A message from the Producers
Freedom Dance documents four months in the lives of artist Edward Hilbert and his wife, Judy, four months as refugees defiantly leaving Communist Hungary during the violent 1956 Hungarian Revolution. Along the way, Edward kept a journal in cartoon form detailing a trip defined by adventure. Our movie attempts to re-tell the Hilberts' eventful escape by inter-cutting original character-driven animation with recorded interviews and photographs.
Animation production is expensive but crucial to the success of our artistic objective. The producers are professional animators re-telling the story of a fellow cartoon artist who used cartoons to document an emotional, personal, and extraordinary drama. What more appropriate and obvious delivery of such a story than through animation? And in doing so, we believe we are contributing to a unique kind of documentary, one that advances the art of animation and its ability to tell a dramatic story the way Maus and Perspolis have advanced social commentary in the comics medium.
Freedom Dance is a necessary movie and important to us (and audiences) not only because of its highly creative use of animation in a documentary, but also because of the inspiring achievements of the Hilberts under extremely difficult conditions. Their uplifting example reminds us that America's freedom is a privilege, that dreams really do come true, and that the human spirit is capable of remarkable endurance.
This is the story of a young artist and his newly wedded wife literally running for their lives – on foot, by truck, by bus, by train and by boat – on a gutsy and determined quest for personal independence. Freedom Dance chronicles the four months Edward and Judy Hilbert spent escaping the ruthless control of Communist Hungary under cover of the riotous 1956 Hungarian Revolution as documented by Edward in a series of sketches defined by adventure: his apartment destroyed by a Russian tank (while he was home); a tense smuggling out of Budapest; the robbery by an opportunistic escort; a dream-like Christmas in Vienna; and a punishing boat ride across the Atlantic to America and freedom.

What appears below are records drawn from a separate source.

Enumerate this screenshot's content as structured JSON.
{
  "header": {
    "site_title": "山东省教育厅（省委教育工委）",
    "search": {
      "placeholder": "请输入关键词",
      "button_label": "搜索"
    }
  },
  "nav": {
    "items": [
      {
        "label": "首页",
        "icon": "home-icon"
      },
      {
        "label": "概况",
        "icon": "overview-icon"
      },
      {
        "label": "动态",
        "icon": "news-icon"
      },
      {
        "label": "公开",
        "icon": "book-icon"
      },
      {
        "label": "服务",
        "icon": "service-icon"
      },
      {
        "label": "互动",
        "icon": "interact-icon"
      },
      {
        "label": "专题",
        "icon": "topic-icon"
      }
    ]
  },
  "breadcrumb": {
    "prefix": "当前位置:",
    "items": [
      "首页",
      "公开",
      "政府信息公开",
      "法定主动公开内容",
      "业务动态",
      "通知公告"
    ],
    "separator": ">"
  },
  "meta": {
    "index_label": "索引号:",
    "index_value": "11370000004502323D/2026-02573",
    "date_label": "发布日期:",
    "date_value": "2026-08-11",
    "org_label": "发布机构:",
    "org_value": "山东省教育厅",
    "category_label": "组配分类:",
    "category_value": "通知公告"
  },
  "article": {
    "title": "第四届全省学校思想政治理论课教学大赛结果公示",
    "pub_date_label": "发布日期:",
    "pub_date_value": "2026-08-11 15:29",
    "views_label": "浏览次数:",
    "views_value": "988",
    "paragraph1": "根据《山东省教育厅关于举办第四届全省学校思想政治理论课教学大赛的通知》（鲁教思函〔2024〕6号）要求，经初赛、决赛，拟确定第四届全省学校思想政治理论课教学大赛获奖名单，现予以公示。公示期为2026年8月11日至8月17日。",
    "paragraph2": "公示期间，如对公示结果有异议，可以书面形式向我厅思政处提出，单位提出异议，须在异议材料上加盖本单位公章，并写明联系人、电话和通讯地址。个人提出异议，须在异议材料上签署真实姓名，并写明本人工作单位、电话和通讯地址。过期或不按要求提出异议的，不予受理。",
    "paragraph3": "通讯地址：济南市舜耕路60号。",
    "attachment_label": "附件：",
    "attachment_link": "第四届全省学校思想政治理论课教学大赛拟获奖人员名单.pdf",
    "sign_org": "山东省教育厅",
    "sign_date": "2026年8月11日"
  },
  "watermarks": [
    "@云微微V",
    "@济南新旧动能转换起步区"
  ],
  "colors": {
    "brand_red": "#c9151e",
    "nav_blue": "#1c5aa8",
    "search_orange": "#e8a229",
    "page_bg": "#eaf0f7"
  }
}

The decision to leave Hungary during a violent revolution is further complicated by the fact that Judy was still healing from the trauma she suffered in a German concentration camp at age 14. To survive the Holocaust and within 12 years endure four months as a refugee, homeless, defying the dehumanization from yet a second tyranny is glowing testimony to Judy's remarkable strength of character and incredible endurance. Revealed in her decision to stay with her husband during the most trying of times, under the most inhumane conditions, is a heart felt tribute to the inspiring beauty of true love.
Character-driven animation brings to life the pages of a powerful collection of cartoons, drawn during the winter of 1956, from a cartoonist using his passion to re-tell the greatest achievement of his life: realizing the dream of freedom!